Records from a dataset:
=== Section Start ===

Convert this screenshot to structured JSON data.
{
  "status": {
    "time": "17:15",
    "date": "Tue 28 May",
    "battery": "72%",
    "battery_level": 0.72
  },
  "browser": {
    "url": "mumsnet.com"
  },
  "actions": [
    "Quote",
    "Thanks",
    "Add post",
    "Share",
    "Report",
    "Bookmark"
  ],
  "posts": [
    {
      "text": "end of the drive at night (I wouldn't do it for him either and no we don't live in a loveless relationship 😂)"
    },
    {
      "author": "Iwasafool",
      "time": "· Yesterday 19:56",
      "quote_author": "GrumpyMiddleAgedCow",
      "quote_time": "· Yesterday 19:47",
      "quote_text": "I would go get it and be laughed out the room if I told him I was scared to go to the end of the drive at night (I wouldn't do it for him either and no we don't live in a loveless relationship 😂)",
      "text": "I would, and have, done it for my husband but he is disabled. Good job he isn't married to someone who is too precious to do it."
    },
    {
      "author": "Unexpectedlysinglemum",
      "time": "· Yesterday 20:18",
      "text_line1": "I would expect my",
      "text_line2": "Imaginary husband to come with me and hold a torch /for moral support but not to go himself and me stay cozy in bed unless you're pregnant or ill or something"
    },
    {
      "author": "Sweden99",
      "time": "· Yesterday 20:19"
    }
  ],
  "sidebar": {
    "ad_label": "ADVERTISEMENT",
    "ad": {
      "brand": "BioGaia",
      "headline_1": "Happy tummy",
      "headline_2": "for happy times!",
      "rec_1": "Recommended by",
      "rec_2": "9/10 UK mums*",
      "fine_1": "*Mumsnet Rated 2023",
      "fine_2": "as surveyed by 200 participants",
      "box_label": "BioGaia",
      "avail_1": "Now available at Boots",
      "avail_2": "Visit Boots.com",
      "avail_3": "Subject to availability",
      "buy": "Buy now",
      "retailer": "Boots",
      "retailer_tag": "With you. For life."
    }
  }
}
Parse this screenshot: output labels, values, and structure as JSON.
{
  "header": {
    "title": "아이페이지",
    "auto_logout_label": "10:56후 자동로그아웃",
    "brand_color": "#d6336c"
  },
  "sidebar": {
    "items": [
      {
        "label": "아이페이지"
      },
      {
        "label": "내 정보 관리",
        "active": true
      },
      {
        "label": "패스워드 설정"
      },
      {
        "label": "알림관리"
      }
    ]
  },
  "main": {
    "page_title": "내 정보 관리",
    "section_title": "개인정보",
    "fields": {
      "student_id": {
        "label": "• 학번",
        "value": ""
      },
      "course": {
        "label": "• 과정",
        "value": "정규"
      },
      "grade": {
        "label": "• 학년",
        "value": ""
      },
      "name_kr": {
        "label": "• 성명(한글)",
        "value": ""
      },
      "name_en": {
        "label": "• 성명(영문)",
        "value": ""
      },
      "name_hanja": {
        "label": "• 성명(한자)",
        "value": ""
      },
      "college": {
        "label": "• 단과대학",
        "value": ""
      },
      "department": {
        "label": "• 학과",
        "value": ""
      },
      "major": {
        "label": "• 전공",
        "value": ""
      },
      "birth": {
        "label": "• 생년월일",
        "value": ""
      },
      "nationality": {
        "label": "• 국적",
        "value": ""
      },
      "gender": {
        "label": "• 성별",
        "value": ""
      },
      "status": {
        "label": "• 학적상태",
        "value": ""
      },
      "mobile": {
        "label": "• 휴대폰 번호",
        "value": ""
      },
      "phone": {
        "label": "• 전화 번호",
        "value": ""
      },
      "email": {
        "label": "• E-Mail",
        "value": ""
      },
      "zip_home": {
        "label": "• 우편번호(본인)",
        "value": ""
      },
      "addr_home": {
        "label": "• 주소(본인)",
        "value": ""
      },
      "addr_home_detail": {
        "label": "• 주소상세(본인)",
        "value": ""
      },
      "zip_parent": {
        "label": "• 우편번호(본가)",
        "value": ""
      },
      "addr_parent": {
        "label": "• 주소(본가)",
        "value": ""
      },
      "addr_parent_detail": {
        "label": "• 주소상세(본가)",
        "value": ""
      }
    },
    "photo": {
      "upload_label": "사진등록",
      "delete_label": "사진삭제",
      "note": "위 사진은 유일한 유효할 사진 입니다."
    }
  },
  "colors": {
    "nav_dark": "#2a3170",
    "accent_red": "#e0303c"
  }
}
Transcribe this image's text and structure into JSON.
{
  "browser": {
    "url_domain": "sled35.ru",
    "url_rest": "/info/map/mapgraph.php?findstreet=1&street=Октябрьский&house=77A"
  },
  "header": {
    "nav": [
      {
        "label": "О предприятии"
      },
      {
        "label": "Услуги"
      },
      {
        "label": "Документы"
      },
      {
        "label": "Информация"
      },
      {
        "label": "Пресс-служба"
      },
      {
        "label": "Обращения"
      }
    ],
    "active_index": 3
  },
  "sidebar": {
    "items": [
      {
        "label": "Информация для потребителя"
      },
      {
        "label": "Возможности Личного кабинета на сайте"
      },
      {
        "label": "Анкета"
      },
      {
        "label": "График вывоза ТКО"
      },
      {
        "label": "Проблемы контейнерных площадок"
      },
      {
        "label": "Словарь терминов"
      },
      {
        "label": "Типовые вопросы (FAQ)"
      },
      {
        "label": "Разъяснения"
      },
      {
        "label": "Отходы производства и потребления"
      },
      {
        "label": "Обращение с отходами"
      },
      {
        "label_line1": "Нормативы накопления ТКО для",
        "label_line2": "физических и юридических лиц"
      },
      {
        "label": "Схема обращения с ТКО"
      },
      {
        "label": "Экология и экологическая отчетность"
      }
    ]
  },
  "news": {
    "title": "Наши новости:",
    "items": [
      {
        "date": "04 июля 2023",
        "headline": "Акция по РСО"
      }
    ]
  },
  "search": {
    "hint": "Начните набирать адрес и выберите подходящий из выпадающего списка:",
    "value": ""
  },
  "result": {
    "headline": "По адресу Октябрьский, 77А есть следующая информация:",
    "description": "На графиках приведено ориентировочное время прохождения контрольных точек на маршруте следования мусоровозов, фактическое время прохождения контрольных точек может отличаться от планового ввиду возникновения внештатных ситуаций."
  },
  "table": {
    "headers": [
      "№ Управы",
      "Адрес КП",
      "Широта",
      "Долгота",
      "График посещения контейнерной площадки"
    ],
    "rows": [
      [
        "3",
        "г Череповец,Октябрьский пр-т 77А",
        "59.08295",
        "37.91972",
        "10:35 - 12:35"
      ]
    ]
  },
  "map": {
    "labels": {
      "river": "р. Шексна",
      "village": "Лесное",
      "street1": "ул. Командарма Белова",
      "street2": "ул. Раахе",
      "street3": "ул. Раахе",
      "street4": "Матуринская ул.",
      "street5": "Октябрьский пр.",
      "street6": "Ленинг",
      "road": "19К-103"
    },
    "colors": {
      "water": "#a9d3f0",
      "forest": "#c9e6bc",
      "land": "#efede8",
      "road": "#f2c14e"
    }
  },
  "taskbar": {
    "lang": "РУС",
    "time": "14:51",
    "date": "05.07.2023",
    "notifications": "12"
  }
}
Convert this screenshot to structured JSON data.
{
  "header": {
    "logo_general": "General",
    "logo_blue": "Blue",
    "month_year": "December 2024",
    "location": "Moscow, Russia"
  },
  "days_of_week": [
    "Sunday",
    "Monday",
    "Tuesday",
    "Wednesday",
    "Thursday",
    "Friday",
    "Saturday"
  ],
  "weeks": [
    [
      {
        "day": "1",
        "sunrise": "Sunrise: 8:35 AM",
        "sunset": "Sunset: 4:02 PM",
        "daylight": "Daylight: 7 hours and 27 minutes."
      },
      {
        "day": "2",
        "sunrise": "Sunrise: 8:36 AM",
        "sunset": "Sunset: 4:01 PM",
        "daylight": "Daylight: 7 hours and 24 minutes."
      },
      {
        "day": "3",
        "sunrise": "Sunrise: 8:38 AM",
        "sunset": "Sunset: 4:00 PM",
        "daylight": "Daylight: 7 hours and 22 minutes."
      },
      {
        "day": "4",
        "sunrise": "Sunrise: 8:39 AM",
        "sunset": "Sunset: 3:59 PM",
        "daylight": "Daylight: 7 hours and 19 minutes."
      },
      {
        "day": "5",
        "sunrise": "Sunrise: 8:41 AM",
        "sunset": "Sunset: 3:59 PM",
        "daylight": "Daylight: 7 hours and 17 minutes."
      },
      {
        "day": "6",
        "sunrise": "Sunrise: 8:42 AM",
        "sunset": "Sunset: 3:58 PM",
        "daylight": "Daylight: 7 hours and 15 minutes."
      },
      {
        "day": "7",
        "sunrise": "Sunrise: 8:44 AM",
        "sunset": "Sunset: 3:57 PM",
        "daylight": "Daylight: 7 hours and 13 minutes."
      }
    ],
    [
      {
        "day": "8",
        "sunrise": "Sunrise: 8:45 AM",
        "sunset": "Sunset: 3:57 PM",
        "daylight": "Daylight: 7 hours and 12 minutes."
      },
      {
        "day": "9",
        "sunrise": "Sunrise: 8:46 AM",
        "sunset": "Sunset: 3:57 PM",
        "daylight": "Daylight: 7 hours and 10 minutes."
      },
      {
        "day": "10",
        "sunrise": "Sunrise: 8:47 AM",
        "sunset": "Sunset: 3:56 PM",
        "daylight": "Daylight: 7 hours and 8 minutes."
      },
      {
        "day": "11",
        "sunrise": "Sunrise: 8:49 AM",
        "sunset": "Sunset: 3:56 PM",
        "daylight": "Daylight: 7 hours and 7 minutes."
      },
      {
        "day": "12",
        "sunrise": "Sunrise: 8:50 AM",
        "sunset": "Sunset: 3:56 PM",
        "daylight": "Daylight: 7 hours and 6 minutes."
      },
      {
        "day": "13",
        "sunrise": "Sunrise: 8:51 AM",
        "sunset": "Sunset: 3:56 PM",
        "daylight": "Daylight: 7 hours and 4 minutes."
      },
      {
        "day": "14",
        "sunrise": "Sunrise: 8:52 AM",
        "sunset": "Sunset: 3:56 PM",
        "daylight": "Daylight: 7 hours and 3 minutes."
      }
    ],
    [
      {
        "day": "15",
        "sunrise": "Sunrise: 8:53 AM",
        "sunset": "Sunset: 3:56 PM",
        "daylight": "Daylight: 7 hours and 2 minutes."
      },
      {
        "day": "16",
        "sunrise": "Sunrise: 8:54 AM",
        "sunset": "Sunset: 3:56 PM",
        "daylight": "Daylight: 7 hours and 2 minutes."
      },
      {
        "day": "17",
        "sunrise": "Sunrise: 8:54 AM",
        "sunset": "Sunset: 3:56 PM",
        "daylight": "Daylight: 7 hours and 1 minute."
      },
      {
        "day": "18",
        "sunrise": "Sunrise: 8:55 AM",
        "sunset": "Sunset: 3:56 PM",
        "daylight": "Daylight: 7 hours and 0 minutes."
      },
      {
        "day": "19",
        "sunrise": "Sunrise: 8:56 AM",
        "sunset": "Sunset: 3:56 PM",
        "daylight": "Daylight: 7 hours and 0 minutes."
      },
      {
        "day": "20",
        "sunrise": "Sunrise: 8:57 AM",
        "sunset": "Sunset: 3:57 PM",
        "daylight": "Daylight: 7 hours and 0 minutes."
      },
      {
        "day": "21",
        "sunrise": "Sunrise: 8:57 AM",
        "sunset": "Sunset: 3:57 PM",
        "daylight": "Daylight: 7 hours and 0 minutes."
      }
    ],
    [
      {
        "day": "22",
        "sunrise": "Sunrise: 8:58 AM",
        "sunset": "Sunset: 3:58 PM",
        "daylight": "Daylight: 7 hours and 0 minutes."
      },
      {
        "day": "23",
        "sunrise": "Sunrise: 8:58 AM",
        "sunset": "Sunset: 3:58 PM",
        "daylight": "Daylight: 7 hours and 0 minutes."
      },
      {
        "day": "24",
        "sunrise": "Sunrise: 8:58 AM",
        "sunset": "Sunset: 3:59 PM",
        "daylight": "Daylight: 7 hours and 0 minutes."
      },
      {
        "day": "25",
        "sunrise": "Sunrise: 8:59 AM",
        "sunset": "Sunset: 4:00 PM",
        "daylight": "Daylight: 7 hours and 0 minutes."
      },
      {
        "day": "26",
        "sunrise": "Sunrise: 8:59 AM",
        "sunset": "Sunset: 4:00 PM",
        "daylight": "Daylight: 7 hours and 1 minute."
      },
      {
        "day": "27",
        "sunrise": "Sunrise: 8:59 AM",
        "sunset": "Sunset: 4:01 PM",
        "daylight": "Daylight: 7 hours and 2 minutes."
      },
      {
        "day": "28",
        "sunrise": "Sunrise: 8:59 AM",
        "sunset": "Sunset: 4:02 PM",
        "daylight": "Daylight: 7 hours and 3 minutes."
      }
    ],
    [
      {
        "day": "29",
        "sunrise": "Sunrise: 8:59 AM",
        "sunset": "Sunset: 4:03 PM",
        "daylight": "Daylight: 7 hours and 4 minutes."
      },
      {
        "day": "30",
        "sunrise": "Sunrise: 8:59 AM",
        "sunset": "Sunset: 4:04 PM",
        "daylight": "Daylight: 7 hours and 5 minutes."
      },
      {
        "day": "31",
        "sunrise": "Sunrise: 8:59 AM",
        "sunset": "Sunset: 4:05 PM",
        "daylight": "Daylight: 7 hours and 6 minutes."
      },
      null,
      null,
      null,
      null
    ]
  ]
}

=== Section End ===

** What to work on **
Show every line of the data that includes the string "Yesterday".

** Answer section **
      "time": "· Yesterday 19:56",
      "quote_time": "· Yesterday 19:47",
      "time": "· Yesterday 20:18",
      "time": "· Yesterday 20:19"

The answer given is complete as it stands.